**WORK REQUEST**
The entries below must be reproduced exactly; their pictures are not part of the copy.
━━━━━ RECORDS FOR PROCESSING ━━━━━
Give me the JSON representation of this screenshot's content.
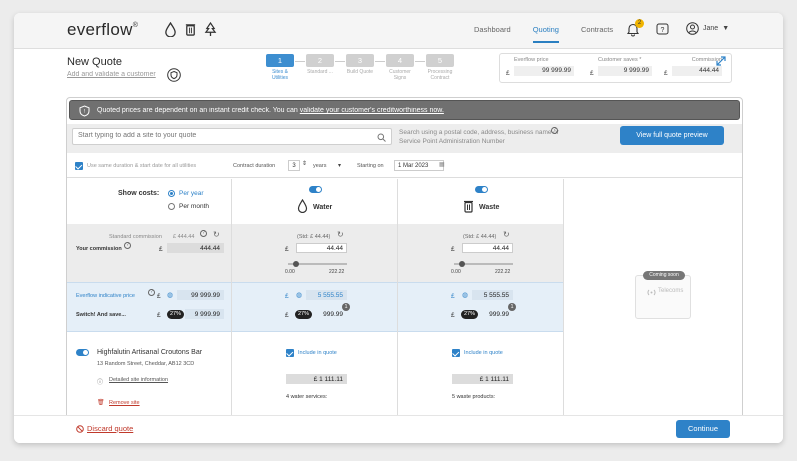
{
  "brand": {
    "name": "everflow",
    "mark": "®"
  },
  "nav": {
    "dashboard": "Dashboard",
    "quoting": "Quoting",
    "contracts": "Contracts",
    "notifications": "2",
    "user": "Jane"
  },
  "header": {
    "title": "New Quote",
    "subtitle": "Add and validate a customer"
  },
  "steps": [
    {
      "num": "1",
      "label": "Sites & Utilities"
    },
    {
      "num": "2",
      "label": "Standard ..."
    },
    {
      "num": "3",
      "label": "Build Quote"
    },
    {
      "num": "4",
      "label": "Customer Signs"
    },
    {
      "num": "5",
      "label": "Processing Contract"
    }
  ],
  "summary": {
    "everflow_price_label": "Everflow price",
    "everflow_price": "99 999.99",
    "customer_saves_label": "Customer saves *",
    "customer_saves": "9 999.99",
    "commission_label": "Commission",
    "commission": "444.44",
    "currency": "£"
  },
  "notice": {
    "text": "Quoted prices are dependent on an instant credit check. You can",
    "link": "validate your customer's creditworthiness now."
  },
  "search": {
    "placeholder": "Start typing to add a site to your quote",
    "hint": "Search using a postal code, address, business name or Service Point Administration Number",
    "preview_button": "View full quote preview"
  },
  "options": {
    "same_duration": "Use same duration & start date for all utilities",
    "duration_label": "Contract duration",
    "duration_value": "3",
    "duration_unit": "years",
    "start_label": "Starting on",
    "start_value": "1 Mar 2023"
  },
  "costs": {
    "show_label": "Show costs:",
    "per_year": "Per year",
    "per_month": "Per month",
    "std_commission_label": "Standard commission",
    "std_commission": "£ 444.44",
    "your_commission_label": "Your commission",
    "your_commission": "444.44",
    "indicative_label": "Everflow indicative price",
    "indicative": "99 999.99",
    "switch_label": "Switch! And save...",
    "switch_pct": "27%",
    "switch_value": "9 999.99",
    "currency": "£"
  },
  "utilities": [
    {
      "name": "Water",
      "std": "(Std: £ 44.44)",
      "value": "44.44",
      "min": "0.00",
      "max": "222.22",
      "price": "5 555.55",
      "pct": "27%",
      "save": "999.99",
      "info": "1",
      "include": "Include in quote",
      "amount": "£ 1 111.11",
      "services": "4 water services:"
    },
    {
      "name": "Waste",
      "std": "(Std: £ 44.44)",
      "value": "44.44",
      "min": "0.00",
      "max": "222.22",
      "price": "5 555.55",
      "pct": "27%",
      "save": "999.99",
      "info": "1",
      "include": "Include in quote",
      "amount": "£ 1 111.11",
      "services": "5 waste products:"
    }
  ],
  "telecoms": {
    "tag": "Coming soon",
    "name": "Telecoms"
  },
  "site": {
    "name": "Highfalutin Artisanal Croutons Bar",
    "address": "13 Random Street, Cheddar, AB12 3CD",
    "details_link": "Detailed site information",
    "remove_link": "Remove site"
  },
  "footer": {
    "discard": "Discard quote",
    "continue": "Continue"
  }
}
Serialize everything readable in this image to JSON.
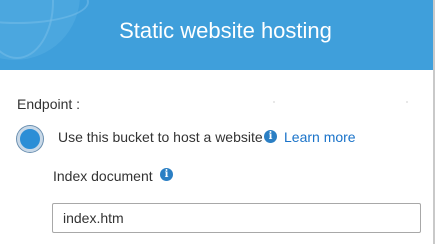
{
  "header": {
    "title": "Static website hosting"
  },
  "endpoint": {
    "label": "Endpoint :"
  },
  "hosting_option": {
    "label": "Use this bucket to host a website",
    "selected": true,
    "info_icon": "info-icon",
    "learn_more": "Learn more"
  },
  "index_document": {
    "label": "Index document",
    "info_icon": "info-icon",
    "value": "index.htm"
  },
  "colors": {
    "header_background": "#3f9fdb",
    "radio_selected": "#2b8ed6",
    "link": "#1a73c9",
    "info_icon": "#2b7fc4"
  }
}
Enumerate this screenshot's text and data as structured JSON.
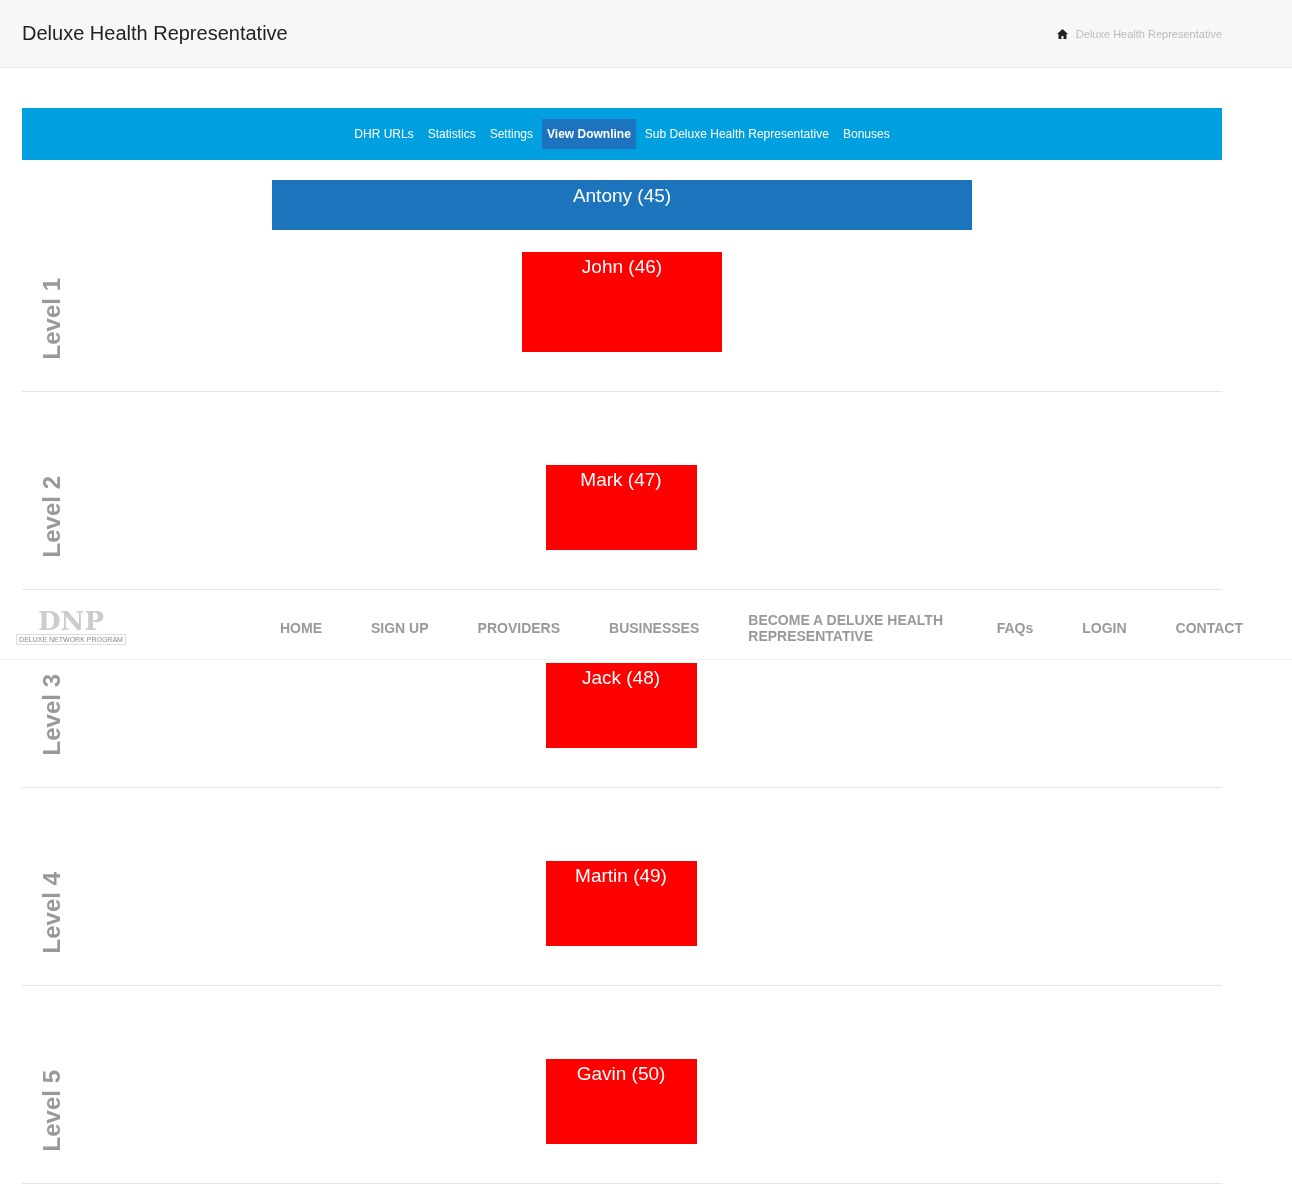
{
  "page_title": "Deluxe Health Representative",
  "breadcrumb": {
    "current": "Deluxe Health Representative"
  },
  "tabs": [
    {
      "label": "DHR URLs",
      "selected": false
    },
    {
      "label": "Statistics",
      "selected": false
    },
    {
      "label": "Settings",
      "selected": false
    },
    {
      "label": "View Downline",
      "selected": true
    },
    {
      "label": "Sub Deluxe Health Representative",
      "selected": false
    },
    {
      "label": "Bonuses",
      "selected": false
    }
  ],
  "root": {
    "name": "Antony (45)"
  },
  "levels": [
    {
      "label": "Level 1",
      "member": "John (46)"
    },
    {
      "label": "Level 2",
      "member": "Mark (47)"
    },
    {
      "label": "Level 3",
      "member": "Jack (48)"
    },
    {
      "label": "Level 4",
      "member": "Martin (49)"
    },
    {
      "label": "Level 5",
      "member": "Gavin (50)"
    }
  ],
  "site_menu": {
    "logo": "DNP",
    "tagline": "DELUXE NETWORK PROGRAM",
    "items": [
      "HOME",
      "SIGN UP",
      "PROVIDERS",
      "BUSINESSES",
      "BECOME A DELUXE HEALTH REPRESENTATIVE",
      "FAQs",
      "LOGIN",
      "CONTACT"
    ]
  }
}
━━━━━
**WRITTEN ANSWER**
Give me the JSON representation of this screenshot's content.
{
  "brand": {
    "name": "everflow",
    "mark": "®"
  },
  "nav": {
    "dashboard": "Dashboard",
    "quoting": "Quoting",
    "contracts": "Contracts",
    "notifications": "2",
    "user": "Jane"
  },
  "header": {
    "title": "New Quote",
    "subtitle": "Add and validate a customer"
  },
  "steps": [
    {
      "num": "1",
      "label": "Sites & Utilities"
    },
    {
      "num": "2",
      "label": "Standard ..."
    },
    {
      "num": "3",
      "label": "Build Quote"
    },
    {
      "num": "4",
      "label": "Customer Signs"
    },
    {
      "num": "5",
      "label": "Processing Contract"
    }
  ],
  "summary": {
    "everflow_price_label": "Everflow price",
    "everflow_price": "99 999.99",
    "customer_saves_label": "Customer saves *",
    "customer_saves": "9 999.99",
    "commission_label": "Commission",
    "commission": "444.44",
    "currency": "£"
  },
  "notice": {
    "text": "Quoted prices are dependent on an instant credit check. You can",
    "link": "validate your customer's creditworthiness now."
  },
  "search": {
    "placeholder": "Start typing to add a site to your quote",
    "hint": "Search using a postal code, address, business name or Service Point Administration Number",
    "preview_button": "View full quote preview"
  },
  "options": {
    "same_duration": "Use same duration & start date for all utilities",
    "duration_label": "Contract duration",
    "duration_value": "3",
    "duration_unit": "years",
    "start_label": "Starting on",
    "start_value": "1 Mar 2023"
  },
  "costs": {
    "show_label": "Show costs:",
    "per_year": "Per year",
    "per_month": "Per month",
    "std_commission_label": "Standard commission",
    "std_commission": "£ 444.44",
    "your_commission_label": "Your commission",
    "your_commission": "444.44",
    "indicative_label": "Everflow indicative price",
    "indicative": "99 999.99",
    "switch_label": "Switch! And save...",
    "switch_pct": "27%",
    "switch_value": "9 999.99",
    "currency": "£"
  },
  "utilities": [
    {
      "name": "Water",
      "std": "(Std: £ 44.44)",
      "value": "44.44",
      "min": "0.00",
      "max": "222.22",
      "price": "5 555.55",
      "pct": "27%",
      "save": "999.99",
      "info": "1",
      "include": "Include in quote",
      "amount": "£ 1 111.11",
      "services": "4 water services:"
    },
    {
      "name": "Waste",
      "std": "(Std: £ 44.44)",
      "value": "44.44",
      "min": "0.00",
      "max": "222.22",
      "price": "5 555.55",
      "pct": "27%",
      "save": "999.99",
      "info": "1",
      "include": "Include in quote",
      "amount": "£ 1 111.11",
      "services": "5 waste products:"
    }
  ],
  "telecoms": {
    "tag": "Coming soon",
    "name": "Telecoms"
  },
  "site": {
    "name": "Highfalutin Artisanal Croutons Bar",
    "address": "13 Random Street, Cheddar, AB12 3CD",
    "details_link": "Detailed site information",
    "remove_link": "Remove site"
  },
  "footer": {
    "discard": "Discard quote",
    "continue": "Continue"
  }
}
Serialize everything readable in this image to JSON.
{
  "header": {
    "title": "Static website hosting"
  },
  "endpoint": {
    "label": "Endpoint :"
  },
  "hosting_option": {
    "label": "Use this bucket to host a website",
    "selected": true,
    "info_icon": "info-icon",
    "learn_more": "Learn more"
  },
  "index_document": {
    "label": "Index document",
    "info_icon": "info-icon",
    "value": "index.htm"
  },
  "colors": {
    "header_background": "#3f9fdb",
    "radio_selected": "#2b8ed6",
    "link": "#1a73c9",
    "info_icon": "#2b7fc4"
  }
}
Enumerate this screenshot's text and data as structured JSON.
{
  "page_title": "Deluxe Health Representative",
  "breadcrumb": {
    "current": "Deluxe Health Representative"
  },
  "tabs": [
    {
      "label": "DHR URLs",
      "selected": false
    },
    {
      "label": "Statistics",
      "selected": false
    },
    {
      "label": "Settings",
      "selected": false
    },
    {
      "label": "View Downline",
      "selected": true
    },
    {
      "label": "Sub Deluxe Health Representative",
      "selected": false
    },
    {
      "label": "Bonuses",
      "selected": false
    }
  ],
  "root": {
    "name": "Antony (45)"
  },
  "levels": [
    {
      "label": "Level 1",
      "member": "John (46)"
    },
    {
      "label": "Level 2",
      "member": "Mark (47)"
    },
    {
      "label": "Level 3",
      "member": "Jack (48)"
    },
    {
      "label": "Level 4",
      "member": "Martin (49)"
    },
    {
      "label": "Level 5",
      "member": "Gavin (50)"
    }
  ],
  "site_menu": {
    "logo": "DNP",
    "tagline": "DELUXE NETWORK PROGRAM",
    "items": [
      "HOME",
      "SIGN UP",
      "PROVIDERS",
      "BUSINESSES",
      "BECOME A DELUXE HEALTH REPRESENTATIVE",
      "FAQs",
      "LOGIN",
      "CONTACT"
    ]
  }
}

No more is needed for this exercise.